- Grease, fats, and drippings are also exceedingly harmful. Bacon grease and other frying oils should be collected and disposed of in the same manner as regular garbage. Additionally, installing a grease trap between your kitchen sink and your septic tank is a smart idea as well. These oils lead to the formation of a scum layer within the tank, which ultimately pollutes the soil drainage region surrounding it. The bacteria that have been spread into contaminated soil are unable to be organically processed by the soil
- Medications are also an issue. Antibiotics and antibacterials have the potential to disrupt the delicate community of microorganisms that digest your organic discharge and pollute the environment. Even human waste from persons who are taking prescription medications might have an impact on the effectiveness of your septic system. All of your unused drugs should be returned to your local pharmacy.
Looking After Your Septic Tank
As you may have known by now, septic systems are basic yet innovative machines that handle wastewater from your property when there is no local sewer connection available. They remove oils and particles from liquids, and they discharge the effluent water into the soil surrounding your home or business property. Organic sewage treatment is completed by naturally existing microorganisms present in the septic tank and the surrounding soil, which consume the most offensive odors and harmful germs, finishing the process organically.
The property owner must carefully regulate what is flushed down their bathrooms, sinks, and drains in order to preserve this delicate equilibrium.
Despite the fact that the above instructions should avoid any unintended incidents, you will still want a septic tank specialist to come to your property and do an inspection and cleaning once every 3-5 years, depending on the size of your septic tank.
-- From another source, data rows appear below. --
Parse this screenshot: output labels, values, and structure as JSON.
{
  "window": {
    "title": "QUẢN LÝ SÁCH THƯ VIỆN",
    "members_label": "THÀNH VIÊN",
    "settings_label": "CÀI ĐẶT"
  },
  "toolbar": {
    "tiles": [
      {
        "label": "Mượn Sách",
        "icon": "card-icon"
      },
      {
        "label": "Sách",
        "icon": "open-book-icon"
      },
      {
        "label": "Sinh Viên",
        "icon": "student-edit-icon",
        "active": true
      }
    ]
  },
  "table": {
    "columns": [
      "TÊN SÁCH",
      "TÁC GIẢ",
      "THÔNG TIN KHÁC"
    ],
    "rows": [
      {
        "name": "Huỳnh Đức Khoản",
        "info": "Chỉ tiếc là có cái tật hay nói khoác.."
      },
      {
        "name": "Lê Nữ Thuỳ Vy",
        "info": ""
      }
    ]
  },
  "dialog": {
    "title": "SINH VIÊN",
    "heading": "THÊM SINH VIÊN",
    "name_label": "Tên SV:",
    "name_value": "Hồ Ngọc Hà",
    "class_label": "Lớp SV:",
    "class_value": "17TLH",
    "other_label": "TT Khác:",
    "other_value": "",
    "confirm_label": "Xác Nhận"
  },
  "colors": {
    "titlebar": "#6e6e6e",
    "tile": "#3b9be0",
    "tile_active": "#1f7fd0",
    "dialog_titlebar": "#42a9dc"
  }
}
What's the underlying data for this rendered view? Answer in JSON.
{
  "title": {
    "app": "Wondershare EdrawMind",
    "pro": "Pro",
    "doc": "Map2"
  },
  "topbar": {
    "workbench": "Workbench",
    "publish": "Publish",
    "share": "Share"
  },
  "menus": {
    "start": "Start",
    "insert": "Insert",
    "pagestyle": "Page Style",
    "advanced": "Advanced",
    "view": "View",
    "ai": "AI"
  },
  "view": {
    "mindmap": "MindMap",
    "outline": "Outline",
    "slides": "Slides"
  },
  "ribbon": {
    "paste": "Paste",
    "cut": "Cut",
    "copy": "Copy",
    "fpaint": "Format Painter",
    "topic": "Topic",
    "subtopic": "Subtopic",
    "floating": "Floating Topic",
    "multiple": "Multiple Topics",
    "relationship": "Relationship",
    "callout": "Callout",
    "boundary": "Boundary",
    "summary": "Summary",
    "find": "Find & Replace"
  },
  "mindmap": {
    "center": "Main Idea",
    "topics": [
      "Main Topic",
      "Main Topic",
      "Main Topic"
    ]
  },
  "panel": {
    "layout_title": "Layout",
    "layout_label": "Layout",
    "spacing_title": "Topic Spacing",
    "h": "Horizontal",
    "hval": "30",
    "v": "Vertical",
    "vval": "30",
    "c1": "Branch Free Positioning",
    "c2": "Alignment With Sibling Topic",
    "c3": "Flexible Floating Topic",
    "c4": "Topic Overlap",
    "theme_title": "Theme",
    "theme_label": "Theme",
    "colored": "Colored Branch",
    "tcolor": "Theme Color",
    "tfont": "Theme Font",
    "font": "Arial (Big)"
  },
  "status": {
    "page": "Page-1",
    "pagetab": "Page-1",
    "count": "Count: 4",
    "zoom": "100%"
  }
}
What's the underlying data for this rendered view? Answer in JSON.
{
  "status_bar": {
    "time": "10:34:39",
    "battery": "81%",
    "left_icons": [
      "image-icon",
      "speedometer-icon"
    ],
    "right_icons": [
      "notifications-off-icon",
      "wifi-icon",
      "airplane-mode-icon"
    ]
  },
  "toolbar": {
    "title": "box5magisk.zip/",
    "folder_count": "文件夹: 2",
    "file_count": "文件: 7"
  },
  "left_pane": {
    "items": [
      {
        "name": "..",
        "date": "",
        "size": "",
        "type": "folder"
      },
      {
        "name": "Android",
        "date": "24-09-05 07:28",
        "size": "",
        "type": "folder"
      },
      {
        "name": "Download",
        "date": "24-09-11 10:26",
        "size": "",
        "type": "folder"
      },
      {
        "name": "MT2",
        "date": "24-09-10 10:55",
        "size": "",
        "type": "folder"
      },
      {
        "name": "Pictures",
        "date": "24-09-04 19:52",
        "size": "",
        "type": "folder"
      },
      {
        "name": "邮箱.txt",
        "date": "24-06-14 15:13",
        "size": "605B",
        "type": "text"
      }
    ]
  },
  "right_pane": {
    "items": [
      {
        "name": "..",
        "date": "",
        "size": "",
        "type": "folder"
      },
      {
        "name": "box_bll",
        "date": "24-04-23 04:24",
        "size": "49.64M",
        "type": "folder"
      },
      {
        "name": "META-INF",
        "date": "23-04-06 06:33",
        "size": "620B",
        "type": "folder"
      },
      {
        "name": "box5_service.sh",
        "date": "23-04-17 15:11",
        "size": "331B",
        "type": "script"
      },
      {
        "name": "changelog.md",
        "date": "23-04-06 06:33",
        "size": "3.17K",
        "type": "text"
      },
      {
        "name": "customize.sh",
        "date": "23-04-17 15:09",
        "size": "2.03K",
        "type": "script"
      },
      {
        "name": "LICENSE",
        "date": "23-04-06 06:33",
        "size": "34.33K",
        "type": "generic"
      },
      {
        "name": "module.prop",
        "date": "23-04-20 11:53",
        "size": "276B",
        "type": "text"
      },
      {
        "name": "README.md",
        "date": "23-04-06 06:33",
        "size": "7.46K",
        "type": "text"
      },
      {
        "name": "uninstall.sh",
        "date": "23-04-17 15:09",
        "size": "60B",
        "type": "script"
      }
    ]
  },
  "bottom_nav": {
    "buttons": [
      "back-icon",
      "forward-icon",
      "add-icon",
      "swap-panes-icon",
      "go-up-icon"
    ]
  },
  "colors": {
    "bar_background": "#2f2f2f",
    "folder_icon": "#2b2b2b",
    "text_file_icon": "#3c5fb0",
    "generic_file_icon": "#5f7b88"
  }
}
Get Your Free Quote Today
OMDI has more than two decades of expertise in the construction, drainage, and maintenance of septic tank systems. Our subject matter specialists are available to answer any inquiries you may have at any time. We will be delighted to discuss your septic tank requirements in detail with you and to offer you with a free, no-obligation quotation. For more information about putting a septic tank on your property, septic tank maintenance, or if you feel there is an issue with your system, call OMDI now.